ITHF mourns the loss of Cheney

November 25, 2014

NEWPORT, R.I. — Dorothy “Dodo” Cheney, an icon of American tennis and a 2004 inductee of the International Tennis Hall of Fame, passed away surrounded by her family in Escondido, Calif. on November 23, following a brief illness. She was 98 years old.

Born into an accomplished tennis family, Cheney first started playing as a young child and was an active competitor well into her 90s. During her lengthy career, Cheney won an extraordinary 391 gold balls – the accolade that is awarded by the United States Tennis Association (USTA) to winners of its national titles, amateur or professional, junior or senior. Among her 391 national titles, Cheney was a champion numerous times in singles, doubles, and mixed doubles, across various age levels, and on all surfaces. She was highly regarded for her strong baseline game.

In 1938, Cheney became the first American woman to win the Australian Championships (now known as the Australian Open). She was a runner up three times in women’s doubles at Grand Slam tournaments and four times in mixed doubles. In addition to her Australian Championships title, Cheney produced solid results in singles at the major tournaments, reaching four semifinals at the U.S. Championships and one semifinal each at Wimbledon and the French Championships.

Cheney was ranked in the world top-10 in the late 1930s through mid 1940s. She reached a career high of World No. 6 in 1946. She was the No. 3 ranked player in the United States in 1937, 1938, and 1941. She competed against peers including Hall of Famers Helen Wills Moody, Alice Marble, Sarah Palfrey Cooke, and Pauline Betz Addie, among others.


Cheney was enshrined in the International Tennis Hall of Fame in 2004 at the age of 87. She was introduced at the enshrinement ceremony by tennis legend John McEnroe, and during the weekend events, the two enjoyed a brief hit on the Hall of Fame’s grass courts.

Cheney was the daughter of Wimbledon and U.S. Nationals Champion, Hall of Famer May Sutton Bundy and U.S. Nationals Doubles Champion Tom Bundy. In 2002, at age 85, Cheney and her daughter Christie Putnam won the USTA National Grass Court Super-Senior Mother Daughter Championships.

Cheney was preceded in death by her husband, Arthur. She is survived by two daughters, Christie Putnam and May Cheney; a son, Brian Cheney; eight grandchildren; and fourteen great-grandchildren.

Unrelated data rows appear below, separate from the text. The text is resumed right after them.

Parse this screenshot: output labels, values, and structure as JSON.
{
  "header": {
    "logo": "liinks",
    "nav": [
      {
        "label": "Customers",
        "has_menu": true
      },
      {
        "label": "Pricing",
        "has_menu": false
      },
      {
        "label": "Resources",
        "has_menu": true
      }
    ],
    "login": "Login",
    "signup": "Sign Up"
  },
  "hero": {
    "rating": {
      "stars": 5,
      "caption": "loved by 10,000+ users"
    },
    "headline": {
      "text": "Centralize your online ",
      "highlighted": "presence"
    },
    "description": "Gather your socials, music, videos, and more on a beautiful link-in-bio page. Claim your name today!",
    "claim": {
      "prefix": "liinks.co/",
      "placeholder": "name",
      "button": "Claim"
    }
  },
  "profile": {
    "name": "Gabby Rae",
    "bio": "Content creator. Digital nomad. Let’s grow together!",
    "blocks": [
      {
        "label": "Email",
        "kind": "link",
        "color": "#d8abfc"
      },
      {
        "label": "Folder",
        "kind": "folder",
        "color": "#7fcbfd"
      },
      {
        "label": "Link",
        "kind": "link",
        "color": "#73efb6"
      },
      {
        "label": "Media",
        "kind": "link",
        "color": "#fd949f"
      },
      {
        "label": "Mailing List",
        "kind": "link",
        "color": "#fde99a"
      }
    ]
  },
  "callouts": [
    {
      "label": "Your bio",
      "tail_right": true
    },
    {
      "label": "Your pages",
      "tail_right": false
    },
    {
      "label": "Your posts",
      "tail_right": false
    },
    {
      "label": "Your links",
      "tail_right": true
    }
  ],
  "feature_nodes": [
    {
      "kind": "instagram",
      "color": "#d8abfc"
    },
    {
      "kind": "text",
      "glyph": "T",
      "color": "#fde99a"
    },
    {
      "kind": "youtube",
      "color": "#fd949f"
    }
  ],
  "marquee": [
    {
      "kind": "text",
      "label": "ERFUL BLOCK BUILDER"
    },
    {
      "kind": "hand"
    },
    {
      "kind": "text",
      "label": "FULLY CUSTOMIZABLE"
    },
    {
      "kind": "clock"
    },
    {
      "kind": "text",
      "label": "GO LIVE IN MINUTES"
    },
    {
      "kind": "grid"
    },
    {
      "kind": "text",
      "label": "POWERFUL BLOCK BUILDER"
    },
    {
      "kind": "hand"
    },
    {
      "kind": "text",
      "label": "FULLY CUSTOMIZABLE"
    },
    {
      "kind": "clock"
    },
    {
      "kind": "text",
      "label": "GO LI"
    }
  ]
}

Cheney was passionate about the development of junior tennis players. In lieu of flowers, her family has suggested gifts to the junior tennis program of one’s choice in her memory.

A private memorial service will be scheduled at a future date.